    Allentown has great parks but a lot of its cultural inheritance has really worn down. The downtown was largely the same–with more businesses, more city wealth, and more foot traffic–in the 1970s and 1980s but the fancy shops and restaurants just couldn’t stay in business. Without businesses and cultural opportunities to support an evening dinner and nightlife crowd, its not immediately clear that more stuff downtown will translate to more residents and more nightlife. Nor is it clear exactly how the city development folks are going to push this, other than with a few hockey games.

    • Jon Geeting says:

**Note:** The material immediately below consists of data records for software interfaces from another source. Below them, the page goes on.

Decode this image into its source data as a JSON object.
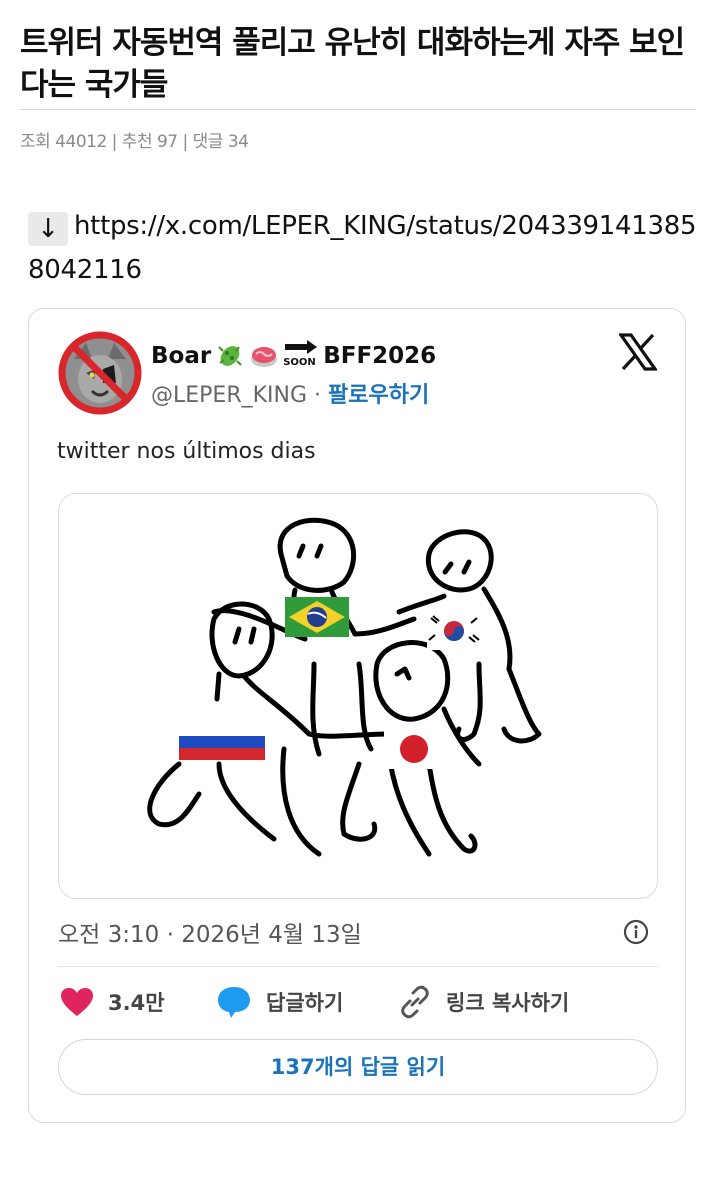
{
  "post": {
    "title": "트위터 자동번역 풀리고 유난히 대화하는게 자주 보인다는 국가들",
    "meta": "조회 44012 | 추천 97 | 댓글 34"
  },
  "source": {
    "arrow": "↓",
    "url": "https://x.com/LEPER_KING/status/2043391413858042116"
  },
  "tweet": {
    "author_name": "Boar",
    "author_name_suffix": "BFF2026",
    "soon_label": "SOON",
    "handle": "@LEPER_KING",
    "separator": " · ",
    "follow_label": "팔로우하기",
    "text": "twitter nos últimos dias",
    "timestamp": "오전 3:10 · 2026년 4월 13일",
    "likes_count": "3.4만",
    "reply_label": "답글하기",
    "copy_link_label": "링크 복사하기",
    "read_replies_label": "137개의 답글 읽기"
  },
  "colors": {
    "accent": "#1a73b8",
    "like": "#e0245e",
    "reply": "#1d9bf0"
  },
  "icons": [
    "down-arrow-icon",
    "microbe-icon",
    "meat-icon",
    "soon-arrow-icon",
    "x-logo-icon",
    "info-icon",
    "heart-icon",
    "reply-bubble-icon",
    "link-icon"
  ]
}
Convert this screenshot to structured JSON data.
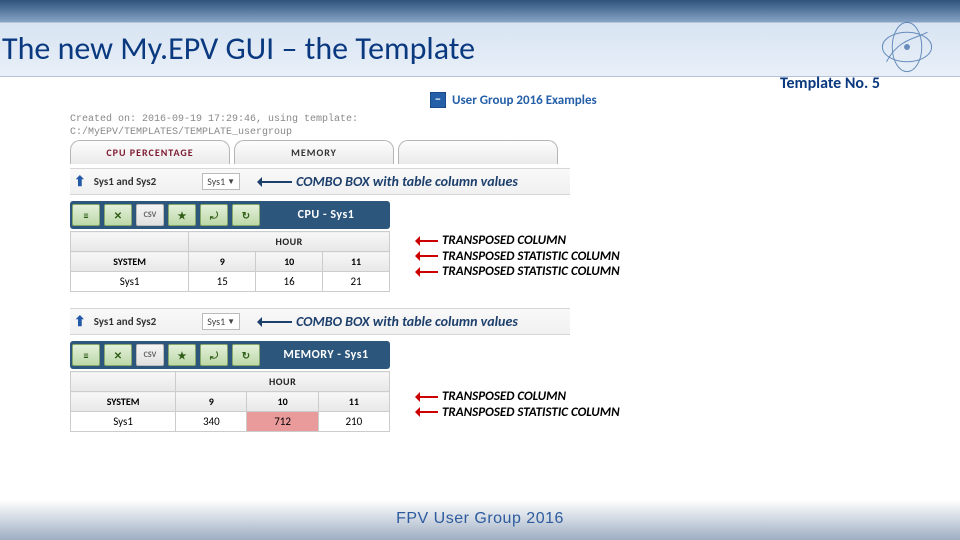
{
  "title": "The new My.EPV GUI – the Template",
  "template_no": "Template No. 5",
  "header_group": "User Group 2016 Examples",
  "created_on_line1": "Created on: 2016-09-19 17:29:46, using template:",
  "created_on_line2": "C:/MyEPV/TEMPLATES/TEMPLATE_usergroup",
  "tabs": {
    "t1": "CPU PERCENTAGE",
    "t2": "MEMORY"
  },
  "section_label": "Sys1 and Sys2",
  "combo_value": "Sys1",
  "combo_annotation": "COMBO BOX with table column values",
  "toolbar1_title": "CPU - Sys1",
  "toolbar2_title": "MEMORY - Sys1",
  "hour_label": "HOUR",
  "system_label": "SYSTEM",
  "sys_row_label": "Sys1",
  "table1": {
    "h1": "9",
    "h2": "10",
    "h3": "11",
    "v1": "15",
    "v2": "16",
    "v3": "21"
  },
  "table2": {
    "h1": "9",
    "h2": "10",
    "h3": "11",
    "v1": "340",
    "v2": "712",
    "v3": "210"
  },
  "ann_transposed_col": "TRANSPOSED COLUMN",
  "ann_transposed_stat": "TRANSPOSED STATISTIC COLUMN",
  "footer": "FPV User Group 2016",
  "icons": {
    "minus": "−",
    "up": "⬆",
    "menu": "≡",
    "chart": "✕",
    "csv": "CSV",
    "star": "★",
    "r1": "⤾",
    "r2": "↻",
    "tri": "▼"
  }
}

      Allentown’s downtown is the same, except for all the people. A great many of the apartments over top of the stores on Hamilton Street are actually vacant. It’s missing the “Live” part of the Live, Work, Play mantra. JB Reilly is helping that with some higher end apartments, like the ones that just got approved, and as people move into the one tiny gentrified area of downtown, that’s going to spread to the surrounding blocks. Those older apartments will get renovated, buildings will change hands, businesses will start to feel safe moving in on the next block over and it’ll slowly spread out from there.

  3. GDub says:

    Didn’t Reilly convert one of the big high-end apartment projects into a hotel? That story wasn’t remarked upon much when it happened, but it could have reflected concern about the short-term demand for higher-end living. Hotels cover ground that’s already been tried, after all.

    I, like most people, sincerely want this project to work–but it strikes me that there’s a certain link that rings less true on how this social change will occur.